[WHAT THE TASK ASKS]: What lines in the following entries hold the word "value"? Copy each one.

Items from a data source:
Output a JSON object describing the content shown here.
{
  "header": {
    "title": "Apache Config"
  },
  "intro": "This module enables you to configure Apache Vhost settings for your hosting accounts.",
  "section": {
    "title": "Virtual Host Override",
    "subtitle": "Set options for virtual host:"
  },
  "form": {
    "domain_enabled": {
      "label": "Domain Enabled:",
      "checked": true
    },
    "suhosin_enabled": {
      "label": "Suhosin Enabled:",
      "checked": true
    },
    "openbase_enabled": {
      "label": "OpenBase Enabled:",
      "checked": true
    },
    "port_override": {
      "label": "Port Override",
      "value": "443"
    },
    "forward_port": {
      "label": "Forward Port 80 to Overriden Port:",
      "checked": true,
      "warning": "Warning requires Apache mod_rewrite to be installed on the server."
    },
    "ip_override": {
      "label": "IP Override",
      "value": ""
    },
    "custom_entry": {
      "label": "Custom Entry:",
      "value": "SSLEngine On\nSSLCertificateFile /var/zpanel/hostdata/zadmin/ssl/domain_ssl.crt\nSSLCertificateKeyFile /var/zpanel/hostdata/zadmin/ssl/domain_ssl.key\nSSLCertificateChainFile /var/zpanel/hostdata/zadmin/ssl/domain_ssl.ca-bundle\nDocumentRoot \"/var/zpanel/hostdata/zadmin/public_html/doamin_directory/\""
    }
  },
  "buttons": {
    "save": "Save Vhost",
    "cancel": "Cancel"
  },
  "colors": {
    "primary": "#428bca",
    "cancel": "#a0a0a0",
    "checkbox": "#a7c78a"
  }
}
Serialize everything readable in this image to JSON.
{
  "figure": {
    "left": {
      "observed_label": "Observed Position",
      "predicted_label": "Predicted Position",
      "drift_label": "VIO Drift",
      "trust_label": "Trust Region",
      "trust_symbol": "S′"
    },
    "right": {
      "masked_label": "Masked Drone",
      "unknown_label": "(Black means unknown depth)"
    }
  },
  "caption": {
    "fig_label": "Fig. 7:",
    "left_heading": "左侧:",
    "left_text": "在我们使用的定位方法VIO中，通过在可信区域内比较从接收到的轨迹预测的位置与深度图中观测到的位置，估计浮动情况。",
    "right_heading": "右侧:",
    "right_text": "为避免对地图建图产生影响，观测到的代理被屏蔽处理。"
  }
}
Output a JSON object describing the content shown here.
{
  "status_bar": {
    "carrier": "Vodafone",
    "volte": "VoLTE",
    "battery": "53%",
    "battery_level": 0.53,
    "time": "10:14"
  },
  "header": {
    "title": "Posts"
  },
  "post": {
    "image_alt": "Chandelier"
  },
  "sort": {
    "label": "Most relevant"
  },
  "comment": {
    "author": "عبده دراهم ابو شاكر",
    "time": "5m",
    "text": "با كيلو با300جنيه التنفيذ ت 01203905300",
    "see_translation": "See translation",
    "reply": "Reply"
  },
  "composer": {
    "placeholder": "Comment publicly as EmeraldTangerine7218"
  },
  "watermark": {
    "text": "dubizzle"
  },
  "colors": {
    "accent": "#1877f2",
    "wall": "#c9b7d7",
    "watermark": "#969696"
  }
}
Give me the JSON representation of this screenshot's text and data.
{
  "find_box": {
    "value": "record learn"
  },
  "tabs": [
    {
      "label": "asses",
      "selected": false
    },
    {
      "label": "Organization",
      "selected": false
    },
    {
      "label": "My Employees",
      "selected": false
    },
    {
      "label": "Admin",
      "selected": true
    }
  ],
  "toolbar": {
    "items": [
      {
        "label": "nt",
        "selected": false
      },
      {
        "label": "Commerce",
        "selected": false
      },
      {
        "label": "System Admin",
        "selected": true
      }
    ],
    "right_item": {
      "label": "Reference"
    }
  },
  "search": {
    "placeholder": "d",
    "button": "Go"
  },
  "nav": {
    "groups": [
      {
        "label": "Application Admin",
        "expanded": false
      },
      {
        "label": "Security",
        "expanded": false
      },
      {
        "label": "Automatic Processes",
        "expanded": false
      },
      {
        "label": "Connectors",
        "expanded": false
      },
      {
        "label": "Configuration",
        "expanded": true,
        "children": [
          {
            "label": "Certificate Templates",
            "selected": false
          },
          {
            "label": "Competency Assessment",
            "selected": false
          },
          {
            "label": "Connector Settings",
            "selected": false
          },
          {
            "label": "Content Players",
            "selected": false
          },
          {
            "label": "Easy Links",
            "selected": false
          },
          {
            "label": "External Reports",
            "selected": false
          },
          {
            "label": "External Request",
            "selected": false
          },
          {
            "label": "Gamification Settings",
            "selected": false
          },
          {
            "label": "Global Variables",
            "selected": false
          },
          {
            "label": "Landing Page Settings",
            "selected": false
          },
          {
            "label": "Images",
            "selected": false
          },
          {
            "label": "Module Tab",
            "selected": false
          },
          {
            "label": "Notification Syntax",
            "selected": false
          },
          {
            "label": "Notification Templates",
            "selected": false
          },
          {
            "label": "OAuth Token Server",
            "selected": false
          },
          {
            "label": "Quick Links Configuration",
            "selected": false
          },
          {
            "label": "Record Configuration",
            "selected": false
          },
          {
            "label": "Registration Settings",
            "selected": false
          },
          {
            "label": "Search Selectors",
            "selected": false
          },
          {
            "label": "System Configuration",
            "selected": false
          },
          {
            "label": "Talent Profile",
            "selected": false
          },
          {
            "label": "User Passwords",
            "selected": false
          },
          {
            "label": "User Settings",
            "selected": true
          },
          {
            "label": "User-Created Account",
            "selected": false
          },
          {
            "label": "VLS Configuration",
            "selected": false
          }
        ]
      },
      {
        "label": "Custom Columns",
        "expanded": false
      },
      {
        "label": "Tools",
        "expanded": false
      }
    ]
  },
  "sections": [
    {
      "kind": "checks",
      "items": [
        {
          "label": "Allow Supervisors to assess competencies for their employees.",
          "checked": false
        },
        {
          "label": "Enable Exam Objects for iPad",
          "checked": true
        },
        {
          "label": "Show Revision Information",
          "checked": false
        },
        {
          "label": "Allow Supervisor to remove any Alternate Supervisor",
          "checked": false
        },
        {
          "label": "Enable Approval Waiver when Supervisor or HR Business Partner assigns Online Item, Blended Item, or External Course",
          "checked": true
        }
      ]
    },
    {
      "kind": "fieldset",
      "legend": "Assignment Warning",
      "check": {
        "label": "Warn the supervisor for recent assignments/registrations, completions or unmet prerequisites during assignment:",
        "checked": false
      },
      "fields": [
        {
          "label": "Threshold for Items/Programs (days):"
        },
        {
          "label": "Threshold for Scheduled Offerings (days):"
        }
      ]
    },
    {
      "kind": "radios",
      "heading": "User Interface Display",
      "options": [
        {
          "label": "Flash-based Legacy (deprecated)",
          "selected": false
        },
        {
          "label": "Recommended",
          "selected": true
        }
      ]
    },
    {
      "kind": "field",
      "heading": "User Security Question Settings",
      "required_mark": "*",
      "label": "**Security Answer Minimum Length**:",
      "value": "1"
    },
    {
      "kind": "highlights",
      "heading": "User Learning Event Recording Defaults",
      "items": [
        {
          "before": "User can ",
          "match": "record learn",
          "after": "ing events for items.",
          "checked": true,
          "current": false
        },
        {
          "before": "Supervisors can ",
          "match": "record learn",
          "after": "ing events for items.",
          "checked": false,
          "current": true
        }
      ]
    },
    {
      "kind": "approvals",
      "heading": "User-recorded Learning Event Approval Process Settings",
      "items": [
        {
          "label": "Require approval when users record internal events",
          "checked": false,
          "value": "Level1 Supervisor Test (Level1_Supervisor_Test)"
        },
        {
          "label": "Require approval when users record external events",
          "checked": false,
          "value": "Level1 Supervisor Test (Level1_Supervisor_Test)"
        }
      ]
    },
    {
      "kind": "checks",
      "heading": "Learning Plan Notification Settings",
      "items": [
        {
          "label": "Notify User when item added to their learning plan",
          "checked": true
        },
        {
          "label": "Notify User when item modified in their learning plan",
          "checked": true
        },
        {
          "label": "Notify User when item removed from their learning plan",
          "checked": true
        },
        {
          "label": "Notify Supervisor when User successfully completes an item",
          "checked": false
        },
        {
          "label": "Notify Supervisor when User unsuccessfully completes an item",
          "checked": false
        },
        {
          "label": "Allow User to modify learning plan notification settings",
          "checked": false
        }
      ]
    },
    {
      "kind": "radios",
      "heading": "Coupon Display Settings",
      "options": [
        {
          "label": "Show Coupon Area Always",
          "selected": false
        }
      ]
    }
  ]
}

[RESULT OF THE TASK]:
      "value": "443"
      "value": ""
      "value": "SSLEngine On\nSSLCertificateFile /var/zpanel/hostdata/zadmin/ssl/domain_ssl.crt\nSSLCertificateKeyFile /var/zpanel/hostdata/zadmin/ssl/domain_ssl.key\nSSLCertificateChainFile /var/zpanel/hostdata/zadmin/ssl/domain_ssl.ca-bundle\nDocumentRoot \"/var/zpanel/hostdata/zadmin/public_html/doamin_directory/\""
    "value": "record learn"
      "value": "1"
          "value": "Level1 Supervisor Test (Level1_Supervisor_Test)"
          "value": "Level1 Supervisor Test (Level1_Supervisor_Test)"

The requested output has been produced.